**Exercise prompt:** From first line to last, write out the data precisely as shown.

**Extracted data:**
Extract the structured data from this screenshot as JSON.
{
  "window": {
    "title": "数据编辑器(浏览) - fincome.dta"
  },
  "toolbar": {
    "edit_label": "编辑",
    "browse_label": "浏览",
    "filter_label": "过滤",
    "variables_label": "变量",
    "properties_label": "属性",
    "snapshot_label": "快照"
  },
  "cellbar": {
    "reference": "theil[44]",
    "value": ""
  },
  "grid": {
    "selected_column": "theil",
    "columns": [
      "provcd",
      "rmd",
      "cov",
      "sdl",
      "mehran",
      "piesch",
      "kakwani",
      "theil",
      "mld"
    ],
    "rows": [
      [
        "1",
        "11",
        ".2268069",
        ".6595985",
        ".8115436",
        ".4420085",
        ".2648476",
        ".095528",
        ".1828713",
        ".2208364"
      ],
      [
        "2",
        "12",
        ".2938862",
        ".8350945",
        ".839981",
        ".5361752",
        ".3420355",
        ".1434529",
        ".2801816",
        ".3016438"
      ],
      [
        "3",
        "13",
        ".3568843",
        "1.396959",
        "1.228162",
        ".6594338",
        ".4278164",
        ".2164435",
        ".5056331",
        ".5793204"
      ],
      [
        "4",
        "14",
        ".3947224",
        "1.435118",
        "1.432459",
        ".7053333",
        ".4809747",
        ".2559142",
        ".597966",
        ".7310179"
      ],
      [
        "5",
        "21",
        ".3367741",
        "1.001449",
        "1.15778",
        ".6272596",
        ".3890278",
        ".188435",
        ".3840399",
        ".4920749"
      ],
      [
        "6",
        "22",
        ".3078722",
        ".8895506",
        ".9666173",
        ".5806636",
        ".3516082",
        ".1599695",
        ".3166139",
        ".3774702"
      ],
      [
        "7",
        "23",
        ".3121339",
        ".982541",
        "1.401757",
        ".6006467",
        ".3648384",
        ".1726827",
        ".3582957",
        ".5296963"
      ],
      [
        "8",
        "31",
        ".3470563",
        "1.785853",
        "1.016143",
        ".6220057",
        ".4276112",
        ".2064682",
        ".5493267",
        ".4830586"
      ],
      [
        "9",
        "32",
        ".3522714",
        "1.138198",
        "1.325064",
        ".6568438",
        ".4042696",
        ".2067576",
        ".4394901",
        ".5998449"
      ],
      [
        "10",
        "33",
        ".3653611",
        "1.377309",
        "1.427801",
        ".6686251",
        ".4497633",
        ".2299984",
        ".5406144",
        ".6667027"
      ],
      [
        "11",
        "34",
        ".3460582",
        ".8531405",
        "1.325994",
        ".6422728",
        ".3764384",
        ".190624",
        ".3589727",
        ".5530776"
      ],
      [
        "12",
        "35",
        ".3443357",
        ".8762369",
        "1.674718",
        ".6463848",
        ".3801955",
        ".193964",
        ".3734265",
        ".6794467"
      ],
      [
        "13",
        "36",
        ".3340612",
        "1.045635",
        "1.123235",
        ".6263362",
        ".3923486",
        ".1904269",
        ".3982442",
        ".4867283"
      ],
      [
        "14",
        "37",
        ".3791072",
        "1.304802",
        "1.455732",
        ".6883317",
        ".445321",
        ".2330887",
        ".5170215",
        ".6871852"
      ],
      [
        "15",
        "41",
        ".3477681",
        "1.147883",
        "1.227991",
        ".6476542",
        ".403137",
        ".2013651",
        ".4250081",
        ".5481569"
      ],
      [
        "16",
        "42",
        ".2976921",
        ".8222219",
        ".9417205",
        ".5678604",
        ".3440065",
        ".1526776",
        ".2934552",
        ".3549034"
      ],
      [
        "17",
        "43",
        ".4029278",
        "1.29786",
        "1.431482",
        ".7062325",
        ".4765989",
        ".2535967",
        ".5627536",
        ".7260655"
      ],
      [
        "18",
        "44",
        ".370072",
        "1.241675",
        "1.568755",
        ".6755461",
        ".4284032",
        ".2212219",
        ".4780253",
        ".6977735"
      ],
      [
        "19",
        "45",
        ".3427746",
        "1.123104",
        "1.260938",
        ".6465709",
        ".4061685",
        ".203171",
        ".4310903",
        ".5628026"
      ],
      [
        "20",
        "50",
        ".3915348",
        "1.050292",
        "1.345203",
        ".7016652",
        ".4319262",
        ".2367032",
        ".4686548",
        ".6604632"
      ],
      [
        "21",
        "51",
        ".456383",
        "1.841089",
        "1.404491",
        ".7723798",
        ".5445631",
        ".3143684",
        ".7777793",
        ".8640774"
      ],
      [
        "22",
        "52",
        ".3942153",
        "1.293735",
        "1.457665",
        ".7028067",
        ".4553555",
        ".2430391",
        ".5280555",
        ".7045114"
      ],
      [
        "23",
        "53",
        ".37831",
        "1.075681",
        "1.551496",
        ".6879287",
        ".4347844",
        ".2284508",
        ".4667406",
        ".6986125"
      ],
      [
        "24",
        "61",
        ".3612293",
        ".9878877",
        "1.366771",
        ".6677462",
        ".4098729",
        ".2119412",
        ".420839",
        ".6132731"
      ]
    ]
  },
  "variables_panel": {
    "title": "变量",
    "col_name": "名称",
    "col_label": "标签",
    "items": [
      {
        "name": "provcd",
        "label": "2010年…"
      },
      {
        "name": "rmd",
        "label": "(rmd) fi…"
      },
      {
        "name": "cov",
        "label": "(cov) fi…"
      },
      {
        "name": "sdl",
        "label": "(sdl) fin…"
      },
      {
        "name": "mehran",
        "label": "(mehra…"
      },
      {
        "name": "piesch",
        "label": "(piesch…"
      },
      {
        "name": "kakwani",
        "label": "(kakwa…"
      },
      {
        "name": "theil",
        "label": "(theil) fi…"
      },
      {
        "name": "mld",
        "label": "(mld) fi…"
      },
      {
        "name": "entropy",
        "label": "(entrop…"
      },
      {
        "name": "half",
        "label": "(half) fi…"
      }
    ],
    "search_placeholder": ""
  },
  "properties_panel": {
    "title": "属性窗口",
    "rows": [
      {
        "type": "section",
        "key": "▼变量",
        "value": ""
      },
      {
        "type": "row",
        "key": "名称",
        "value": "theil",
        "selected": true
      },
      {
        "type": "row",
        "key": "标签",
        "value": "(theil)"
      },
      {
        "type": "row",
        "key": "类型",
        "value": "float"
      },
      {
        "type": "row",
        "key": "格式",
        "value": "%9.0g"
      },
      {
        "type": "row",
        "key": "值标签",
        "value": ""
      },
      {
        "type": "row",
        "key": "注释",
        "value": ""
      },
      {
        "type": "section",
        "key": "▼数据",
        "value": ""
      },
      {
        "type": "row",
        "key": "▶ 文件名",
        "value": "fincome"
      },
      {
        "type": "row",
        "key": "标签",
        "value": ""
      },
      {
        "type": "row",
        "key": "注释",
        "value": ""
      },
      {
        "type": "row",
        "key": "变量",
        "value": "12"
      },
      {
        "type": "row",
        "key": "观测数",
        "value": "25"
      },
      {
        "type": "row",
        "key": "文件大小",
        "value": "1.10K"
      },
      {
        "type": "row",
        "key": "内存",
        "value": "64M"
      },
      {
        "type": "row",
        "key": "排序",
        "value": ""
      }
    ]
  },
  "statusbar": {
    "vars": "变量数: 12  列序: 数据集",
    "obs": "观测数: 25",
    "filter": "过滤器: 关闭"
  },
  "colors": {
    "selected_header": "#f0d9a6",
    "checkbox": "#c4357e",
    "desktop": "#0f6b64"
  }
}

**Answer for the task:**
Extract the structured data from this screenshot as JSON.
{
  "window": {
    "title": "数据编辑器(浏览) - fincome.dta"
  },
  "toolbar": {
    "edit_label": "编辑",
    "browse_label": "浏览",
    "filter_label": "过滤",
    "variables_label": "变量",
    "properties_label": "属性",
    "snapshot_label": "快照"
  },
  "cellbar": {
    "reference": "theil[44]",
    "value": ""
  },
  "grid": {
    "selected_column": "theil",
    "columns": [
      "provcd",
      "rmd",
      "cov",
      "sdl",
      "mehran",
      "piesch",
      "kakwani",
      "theil",
      "mld"
    ],
    "rows": [
      [
        "1",
        "11",
        ".2268069",
        ".6595985",
        ".8115436",
        ".4420085",
        ".2648476",
        ".095528",
        ".1828713",
        ".2208364"
      ],
      [
        "2",
        "12",
        ".2938862",
        ".8350945",
        ".839981",
        ".5361752",
        ".3420355",
        ".1434529",
        ".2801816",
        ".3016438"
      ],
      [
        "3",
        "13",
        ".3568843",
        "1.396959",
        "1.228162",
        ".6594338",
        ".4278164",
        ".2164435",
        ".5056331",
        ".5793204"
      ],
      [
        "4",
        "14",
        ".3947224",
        "1.435118",
        "1.432459",
        ".7053333",
        ".4809747",
        ".2559142",
        ".597966",
        ".7310179"
      ],
      [
        "5",
        "21",
        ".3367741",
        "1.001449",
        "1.15778",
        ".6272596",
        ".3890278",
        ".188435",
        ".3840399",
        ".4920749"
      ],
      [
        "6",
        "22",
        ".3078722",
        ".8895506",
        ".9666173",
        ".5806636",
        ".3516082",
        ".1599695",
        ".3166139",
        ".3774702"
      ],
      [
        "7",
        "23",
        ".3121339",
        ".982541",
        "1.401757",
        ".6006467",
        ".3648384",
        ".1726827",
        ".3582957",
        ".5296963"
      ],
      [
        "8",
        "31",
        ".3470563",
        "1.785853",
        "1.016143",
        ".6220057",
        ".4276112",
        ".2064682",
        ".5493267",
        ".4830586"
      ],
      [
        "9",
        "32",
        ".3522714",
        "1.138198",
        "1.325064",
        ".6568438",
        ".4042696",
        ".2067576",
        ".4394901",
        ".5998449"
      ],
      [
        "10",
        "33",
        ".3653611",
        "1.377309",
        "1.427801",
        ".6686251",
        ".4497633",
        ".2299984",
        ".5406144",
        ".6667027"
      ],
      [
        "11",
        "34",
        ".3460582",
        ".8531405",
        "1.325994",
        ".6422728",
        ".3764384",
        ".190624",
        ".3589727",
        ".5530776"
      ],
      [
        "12",
        "35",
        ".3443357",
        ".8762369",
        "1.674718",
        ".6463848",
        ".3801955",
        ".193964",
        ".3734265",
        ".6794467"
      ],
      [
        "13",
        "36",
        ".3340612",
        "1.045635",
        "1.123235",
        ".6263362",
        ".3923486",
        ".1904269",
        ".3982442",
        ".4867283"
      ],
      [
        "14",
        "37",
        ".3791072",
        "1.304802",
        "1.455732",
        ".6883317",
        ".445321",
        ".2330887",
        ".5170215",
        ".6871852"
      ],
      [
        "15",
        "41",
        ".3477681",
        "1.147883",
        "1.227991",
        ".6476542",
        ".403137",
        ".2013651",
        ".4250081",
        ".5481569"
      ],
      [
        "16",
        "42",
        ".2976921",
        ".8222219",
        ".9417205",
        ".5678604",
        ".3440065",
        ".1526776",
        ".2934552",
        ".3549034"
      ],
      [
        "17",
        "43",
        ".4029278",
        "1.29786",
        "1.431482",
        ".7062325",
        ".4765989",
        ".2535967",
        ".5627536",
        ".7260655"
      ],
      [
        "18",
        "44",
        ".370072",
        "1.241675",
        "1.568755",
        ".6755461",
        ".4284032",
        ".2212219",
        ".4780253",
        ".6977735"
      ],
      [
        "19",
        "45",
        ".3427746",
        "1.123104",
        "1.260938",
        ".6465709",
        ".4061685",
        ".203171",
        ".4310903",
        ".5628026"
      ],
      [
        "20",
        "50",
        ".3915348",
        "1.050292",
        "1.345203",
        ".7016652",
        ".4319262",
        ".2367032",
        ".4686548",
        ".6604632"
      ],
      [
        "21",
        "51",
        ".456383",
        "1.841089",
        "1.404491",
        ".7723798",
        ".5445631",
        ".3143684",
        ".7777793",
        ".8640774"
      ],
      [
        "22",
        "52",
        ".3942153",
        "1.293735",
        "1.457665",
        ".7028067",
        ".4553555",
        ".2430391",
        ".5280555",
        ".7045114"
      ],
      [
        "23",
        "53",
        ".37831",
        "1.075681",
        "1.551496",
        ".6879287",
        ".4347844",
        ".2284508",
        ".4667406",
        ".6986125"
      ],
      [
        "24",
        "61",
        ".3612293",
        ".9878877",
        "1.366771",
        ".6677462",
        ".4098729",
        ".2119412",
        ".420839",
        ".6132731"
      ]
    ]
  },
  "variables_panel": {
    "title": "变量",
    "col_name": "名称",
    "col_label": "标签",
    "items": [
      {
        "name": "provcd",
        "label": "2010年…"
      },
      {
        "name": "rmd",
        "label": "(rmd) fi…"
      },
      {
        "name": "cov",
        "label": "(cov) fi…"
      },
      {
        "name": "sdl",
        "label": "(sdl) fin…"
      },
      {
        "name": "mehran",
        "label": "(mehra…"
      },
      {
        "name": "piesch",
        "label": "(piesch…"
      },
      {
        "name": "kakwani",
        "label": "(kakwa…"
      },
      {
        "name": "theil",
        "label": "(theil) fi…"
      },
      {
        "name": "mld",
        "label": "(mld) fi…"
      },
      {
        "name": "entropy",
        "label": "(entrop…"
      },
      {
        "name": "half",
        "label": "(half) fi…"
      }
    ],
    "search_placeholder": ""
  },
  "properties_panel": {
    "title": "属性窗口",
    "rows": [
      {
        "type": "section",
        "key": "▼变量",
        "value": ""
      },
      {
        "type": "row",
        "key": "名称",
        "value": "theil",
        "selected": true
      },
      {
        "type": "row",
        "key": "标签",
        "value": "(theil)"
      },
      {
        "type": "row",
        "key": "类型",
        "value": "float"
      },
      {
        "type": "row",
        "key": "格式",
        "value": "%9.0g"
      },
      {
        "type": "row",
        "key": "值标签",
        "value": ""
      },
      {
        "type": "row",
        "key": "注释",
        "value": ""
      },
      {
        "type": "section",
        "key": "▼数据",
        "value": ""
      },
      {
        "type": "row",
        "key": "▶ 文件名",
        "value": "fincome"
      },
      {
        "type": "row",
        "key": "标签",
        "value": ""
      },
      {
        "type": "row",
        "key": "注释",
        "value": ""
      },
      {
        "type": "row",
        "key": "变量",
        "value": "12"
      },
      {
        "type": "row",
        "key": "观测数",
        "value": "25"
      },
      {
        "type": "row",
        "key": "文件大小",
        "value": "1.10K"
      },
      {
        "type": "row",
        "key": "内存",
        "value": "64M"
      },
      {
        "type": "row",
        "key": "排序",
        "value": ""
      }
    ]
  },
  "statusbar": {
    "vars": "变量数: 12  列序: 数据集",
    "obs": "观测数: 25",
    "filter": "过滤器: 关闭"
  },
  "colors": {
    "selected_header": "#f0d9a6",
    "checkbox": "#c4357e",
    "desktop": "#0f6b64"
  }
}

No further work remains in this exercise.